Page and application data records
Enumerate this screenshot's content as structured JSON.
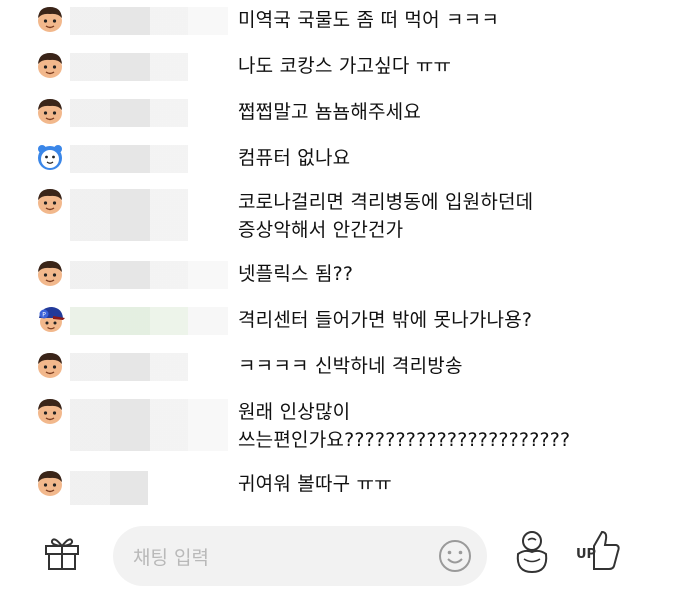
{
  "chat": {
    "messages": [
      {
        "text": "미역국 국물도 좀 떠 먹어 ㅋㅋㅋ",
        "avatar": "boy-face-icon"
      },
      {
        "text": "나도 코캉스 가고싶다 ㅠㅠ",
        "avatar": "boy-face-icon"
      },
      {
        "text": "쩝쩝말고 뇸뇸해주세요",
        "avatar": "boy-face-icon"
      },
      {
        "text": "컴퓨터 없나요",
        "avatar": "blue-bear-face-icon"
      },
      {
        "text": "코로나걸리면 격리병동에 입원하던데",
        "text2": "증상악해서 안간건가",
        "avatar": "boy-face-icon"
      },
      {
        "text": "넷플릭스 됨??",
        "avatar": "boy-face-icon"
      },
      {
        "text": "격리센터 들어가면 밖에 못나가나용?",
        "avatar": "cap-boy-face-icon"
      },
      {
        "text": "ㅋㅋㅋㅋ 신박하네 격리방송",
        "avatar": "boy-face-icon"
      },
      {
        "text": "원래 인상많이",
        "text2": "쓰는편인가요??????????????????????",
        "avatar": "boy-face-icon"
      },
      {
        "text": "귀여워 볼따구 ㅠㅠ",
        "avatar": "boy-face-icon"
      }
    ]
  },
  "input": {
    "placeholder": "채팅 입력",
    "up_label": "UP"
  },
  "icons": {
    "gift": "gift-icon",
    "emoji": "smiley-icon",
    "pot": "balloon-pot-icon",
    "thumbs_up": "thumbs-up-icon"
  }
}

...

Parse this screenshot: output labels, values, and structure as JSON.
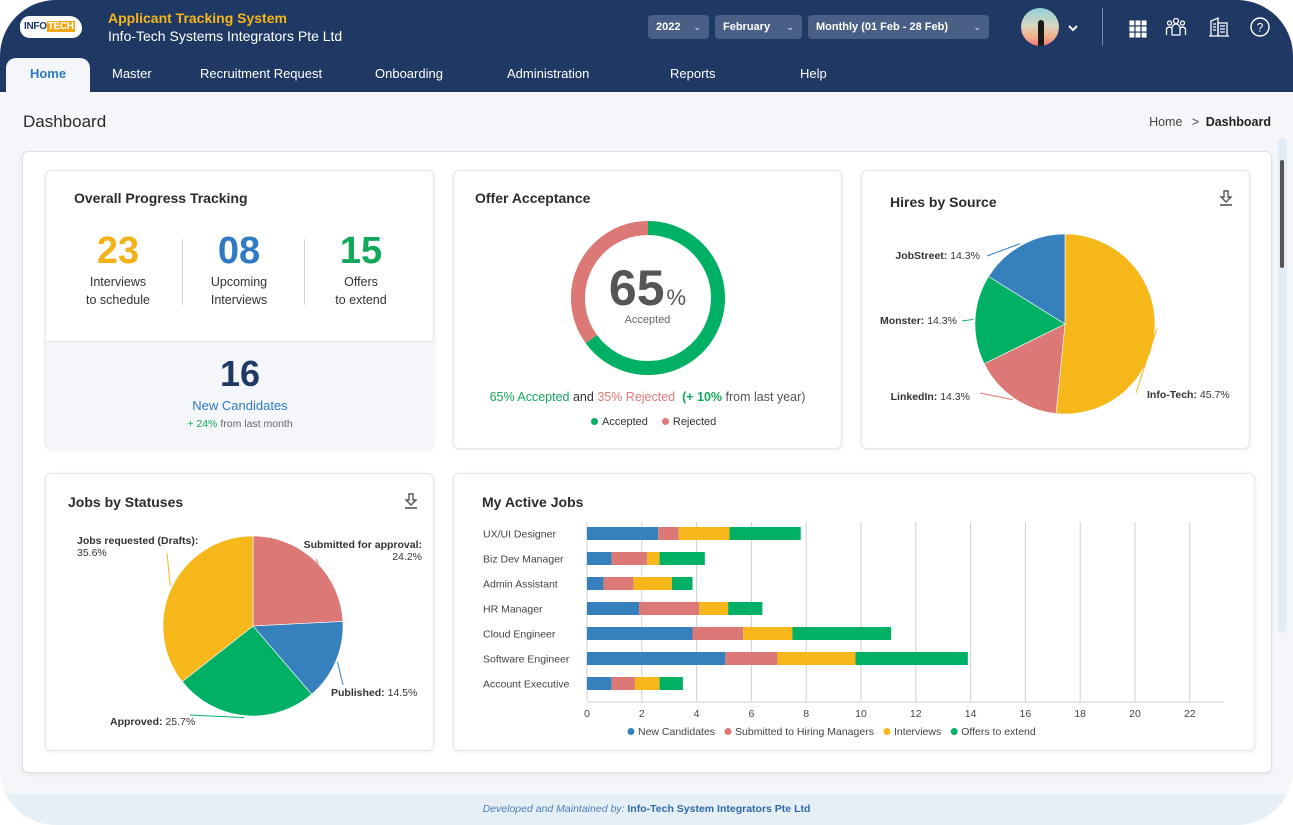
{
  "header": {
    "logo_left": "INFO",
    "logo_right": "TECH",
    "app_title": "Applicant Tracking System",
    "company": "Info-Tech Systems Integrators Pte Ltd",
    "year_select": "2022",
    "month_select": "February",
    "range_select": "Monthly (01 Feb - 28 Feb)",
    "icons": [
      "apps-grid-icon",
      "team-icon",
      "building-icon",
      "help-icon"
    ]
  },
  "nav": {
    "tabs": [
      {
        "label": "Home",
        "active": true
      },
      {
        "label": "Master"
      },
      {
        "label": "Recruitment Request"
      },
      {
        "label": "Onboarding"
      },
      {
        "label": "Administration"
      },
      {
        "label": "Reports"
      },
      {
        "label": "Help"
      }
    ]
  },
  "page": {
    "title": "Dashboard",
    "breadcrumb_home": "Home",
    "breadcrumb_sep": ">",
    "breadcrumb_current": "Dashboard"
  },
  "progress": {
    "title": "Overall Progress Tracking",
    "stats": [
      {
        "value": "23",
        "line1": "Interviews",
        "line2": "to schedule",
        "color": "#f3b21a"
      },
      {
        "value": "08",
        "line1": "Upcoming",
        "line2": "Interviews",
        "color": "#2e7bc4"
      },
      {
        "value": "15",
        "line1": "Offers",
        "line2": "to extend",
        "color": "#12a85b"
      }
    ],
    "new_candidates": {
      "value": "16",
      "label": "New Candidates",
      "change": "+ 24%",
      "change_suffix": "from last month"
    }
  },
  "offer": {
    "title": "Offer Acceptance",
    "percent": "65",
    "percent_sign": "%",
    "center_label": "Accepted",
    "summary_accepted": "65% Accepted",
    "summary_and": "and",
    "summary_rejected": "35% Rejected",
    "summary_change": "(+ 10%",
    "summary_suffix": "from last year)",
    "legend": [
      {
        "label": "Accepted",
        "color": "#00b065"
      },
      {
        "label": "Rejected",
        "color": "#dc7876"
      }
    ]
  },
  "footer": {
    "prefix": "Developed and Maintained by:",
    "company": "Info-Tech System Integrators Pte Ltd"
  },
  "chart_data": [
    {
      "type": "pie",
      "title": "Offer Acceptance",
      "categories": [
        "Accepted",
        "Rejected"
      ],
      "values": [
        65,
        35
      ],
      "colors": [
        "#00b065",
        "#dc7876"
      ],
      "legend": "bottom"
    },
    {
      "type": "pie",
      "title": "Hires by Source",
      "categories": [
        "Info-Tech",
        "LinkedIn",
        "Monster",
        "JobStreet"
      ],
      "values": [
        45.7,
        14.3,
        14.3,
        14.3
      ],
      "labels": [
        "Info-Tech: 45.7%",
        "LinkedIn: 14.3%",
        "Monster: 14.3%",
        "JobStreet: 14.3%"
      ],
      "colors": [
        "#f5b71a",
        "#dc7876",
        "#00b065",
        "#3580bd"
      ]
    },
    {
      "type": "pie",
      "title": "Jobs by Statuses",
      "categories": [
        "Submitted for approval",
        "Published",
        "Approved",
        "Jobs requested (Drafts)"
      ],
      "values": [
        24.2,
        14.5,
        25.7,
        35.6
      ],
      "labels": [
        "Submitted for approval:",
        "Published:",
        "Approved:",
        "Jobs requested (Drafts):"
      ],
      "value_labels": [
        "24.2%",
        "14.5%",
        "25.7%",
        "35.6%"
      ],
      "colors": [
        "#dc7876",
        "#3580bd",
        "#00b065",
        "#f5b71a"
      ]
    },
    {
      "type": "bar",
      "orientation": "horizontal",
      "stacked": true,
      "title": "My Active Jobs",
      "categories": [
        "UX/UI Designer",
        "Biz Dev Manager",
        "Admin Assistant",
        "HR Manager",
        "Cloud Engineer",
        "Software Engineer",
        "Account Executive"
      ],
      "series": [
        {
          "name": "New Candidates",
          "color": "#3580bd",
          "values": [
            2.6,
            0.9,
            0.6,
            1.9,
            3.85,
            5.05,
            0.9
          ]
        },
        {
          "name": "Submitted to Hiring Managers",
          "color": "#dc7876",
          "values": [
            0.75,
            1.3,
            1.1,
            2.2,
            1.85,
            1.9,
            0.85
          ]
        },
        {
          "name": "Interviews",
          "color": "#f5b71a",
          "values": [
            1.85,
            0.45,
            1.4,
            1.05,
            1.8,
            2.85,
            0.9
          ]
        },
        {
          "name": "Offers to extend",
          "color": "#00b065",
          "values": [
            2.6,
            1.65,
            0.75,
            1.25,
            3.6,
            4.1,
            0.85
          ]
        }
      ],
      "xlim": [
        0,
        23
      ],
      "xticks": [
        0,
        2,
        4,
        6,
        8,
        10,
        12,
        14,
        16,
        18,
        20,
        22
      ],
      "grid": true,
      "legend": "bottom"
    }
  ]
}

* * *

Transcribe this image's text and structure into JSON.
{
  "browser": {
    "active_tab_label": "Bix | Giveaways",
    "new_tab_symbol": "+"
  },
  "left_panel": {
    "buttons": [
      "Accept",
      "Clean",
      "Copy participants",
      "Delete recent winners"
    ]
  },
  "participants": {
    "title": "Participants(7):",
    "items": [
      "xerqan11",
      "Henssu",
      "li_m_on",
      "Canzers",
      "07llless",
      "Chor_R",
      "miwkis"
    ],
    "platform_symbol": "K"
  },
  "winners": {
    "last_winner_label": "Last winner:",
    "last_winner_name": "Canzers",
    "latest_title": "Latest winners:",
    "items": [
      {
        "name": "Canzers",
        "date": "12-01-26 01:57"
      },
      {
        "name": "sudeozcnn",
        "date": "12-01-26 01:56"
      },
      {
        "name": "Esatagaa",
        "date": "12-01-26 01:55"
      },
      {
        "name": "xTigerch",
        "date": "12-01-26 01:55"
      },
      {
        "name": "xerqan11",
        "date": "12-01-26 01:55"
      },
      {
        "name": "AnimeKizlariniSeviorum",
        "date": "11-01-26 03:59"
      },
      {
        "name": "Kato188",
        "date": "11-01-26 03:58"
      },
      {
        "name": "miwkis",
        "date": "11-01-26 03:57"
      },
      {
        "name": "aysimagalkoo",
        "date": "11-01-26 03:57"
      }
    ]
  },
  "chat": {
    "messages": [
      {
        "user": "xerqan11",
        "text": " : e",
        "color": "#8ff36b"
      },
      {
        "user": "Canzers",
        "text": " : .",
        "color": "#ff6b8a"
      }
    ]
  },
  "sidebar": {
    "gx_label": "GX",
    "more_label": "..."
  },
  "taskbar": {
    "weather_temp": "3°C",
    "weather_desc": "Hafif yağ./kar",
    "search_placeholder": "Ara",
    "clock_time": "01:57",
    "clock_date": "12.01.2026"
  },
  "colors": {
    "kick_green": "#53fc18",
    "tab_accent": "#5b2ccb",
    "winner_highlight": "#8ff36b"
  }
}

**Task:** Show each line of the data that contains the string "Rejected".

**Response:**
    "summary_rejected": "35% Rejected",
        "label": "Rejected",
        "Rejected"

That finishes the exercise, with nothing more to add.